• Your assignment: If an entry holds a picture, drop the picture and restate the rest word for word.

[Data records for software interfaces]
○ ○ ○

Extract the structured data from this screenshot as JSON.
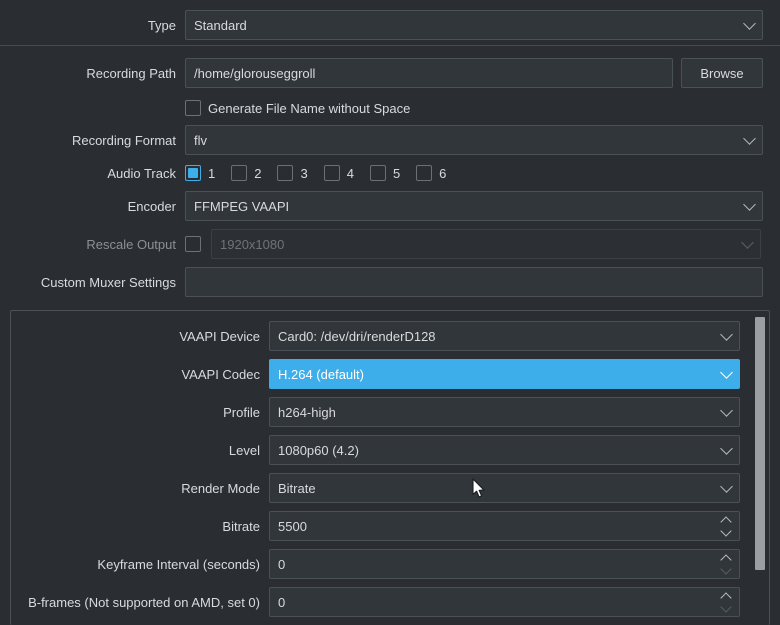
{
  "theme": {
    "window_bg": "#2a2e32",
    "field_bg": "#31363b",
    "border": "#4b5158",
    "text": "#d8dade",
    "accent": "#3daee9",
    "disabled_text": "#6e747a",
    "scrollbar_thumb": "#9b9fa4"
  },
  "form": {
    "type": {
      "label": "Type",
      "value": "Standard"
    },
    "recording_path": {
      "label": "Recording Path",
      "value": "/home/glorouseggroll",
      "browse_label": "Browse"
    },
    "generate_no_space": {
      "label": "Generate File Name without Space",
      "checked": false
    },
    "recording_format": {
      "label": "Recording Format",
      "value": "flv"
    },
    "audio_track": {
      "label": "Audio Track",
      "tracks": [
        {
          "num": "1",
          "checked": true
        },
        {
          "num": "2",
          "checked": false
        },
        {
          "num": "3",
          "checked": false
        },
        {
          "num": "4",
          "checked": false
        },
        {
          "num": "5",
          "checked": false
        },
        {
          "num": "6",
          "checked": false
        }
      ]
    },
    "encoder": {
      "label": "Encoder",
      "value": "FFMPEG VAAPI"
    },
    "rescale_output": {
      "label": "Rescale Output",
      "checked": false,
      "value": "1920x1080",
      "enabled": false
    },
    "custom_muxer": {
      "label": "Custom Muxer Settings",
      "value": ""
    }
  },
  "encoder_panel": {
    "vaapi_device": {
      "label": "VAAPI Device",
      "value": "Card0: /dev/dri/renderD128"
    },
    "vaapi_codec": {
      "label": "VAAPI Codec",
      "value": "H.264 (default)",
      "highlighted": true
    },
    "profile": {
      "label": "Profile",
      "value": "h264-high"
    },
    "level": {
      "label": "Level",
      "value": "1080p60 (4.2)"
    },
    "render_mode": {
      "label": "Render Mode",
      "value": "Bitrate"
    },
    "bitrate": {
      "label": "Bitrate",
      "value": "5500"
    },
    "keyframe_interval": {
      "label": "Keyframe Interval (seconds)",
      "value": "0"
    },
    "bframes": {
      "label": "B-frames (Not supported on AMD, set 0)",
      "value": "0"
    }
  }
}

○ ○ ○

• Response area:
Extract the structured data from this screenshot as JSON.
{
  "theme": {
    "window_bg": "#2a2e32",
    "field_bg": "#31363b",
    "border": "#4b5158",
    "text": "#d8dade",
    "accent": "#3daee9",
    "disabled_text": "#6e747a",
    "scrollbar_thumb": "#9b9fa4"
  },
  "form": {
    "type": {
      "label": "Type",
      "value": "Standard"
    },
    "recording_path": {
      "label": "Recording Path",
      "value": "/home/glorouseggroll",
      "browse_label": "Browse"
    },
    "generate_no_space": {
      "label": "Generate File Name without Space",
      "checked": false
    },
    "recording_format": {
      "label": "Recording Format",
      "value": "flv"
    },
    "audio_track": {
      "label": "Audio Track",
      "tracks": [
        {
          "num": "1",
          "checked": true
        },
        {
          "num": "2",
          "checked": false
        },
        {
          "num": "3",
          "checked": false
        },
        {
          "num": "4",
          "checked": false
        },
        {
          "num": "5",
          "checked": false
        },
        {
          "num": "6",
          "checked": false
        }
      ]
    },
    "encoder": {
      "label": "Encoder",
      "value": "FFMPEG VAAPI"
    },
    "rescale_output": {
      "label": "Rescale Output",
      "checked": false,
      "value": "1920x1080",
      "enabled": false
    },
    "custom_muxer": {
      "label": "Custom Muxer Settings",
      "value": ""
    }
  },
  "encoder_panel": {
    "vaapi_device": {
      "label": "VAAPI Device",
      "value": "Card0: /dev/dri/renderD128"
    },
    "vaapi_codec": {
      "label": "VAAPI Codec",
      "value": "H.264 (default)",
      "highlighted": true
    },
    "profile": {
      "label": "Profile",
      "value": "h264-high"
    },
    "level": {
      "label": "Level",
      "value": "1080p60 (4.2)"
    },
    "render_mode": {
      "label": "Render Mode",
      "value": "Bitrate"
    },
    "bitrate": {
      "label": "Bitrate",
      "value": "5500"
    },
    "keyframe_interval": {
      "label": "Keyframe Interval (seconds)",
      "value": "0"
    },
    "bframes": {
      "label": "B-frames (Not supported on AMD, set 0)",
      "value": "0"
    }
  }
}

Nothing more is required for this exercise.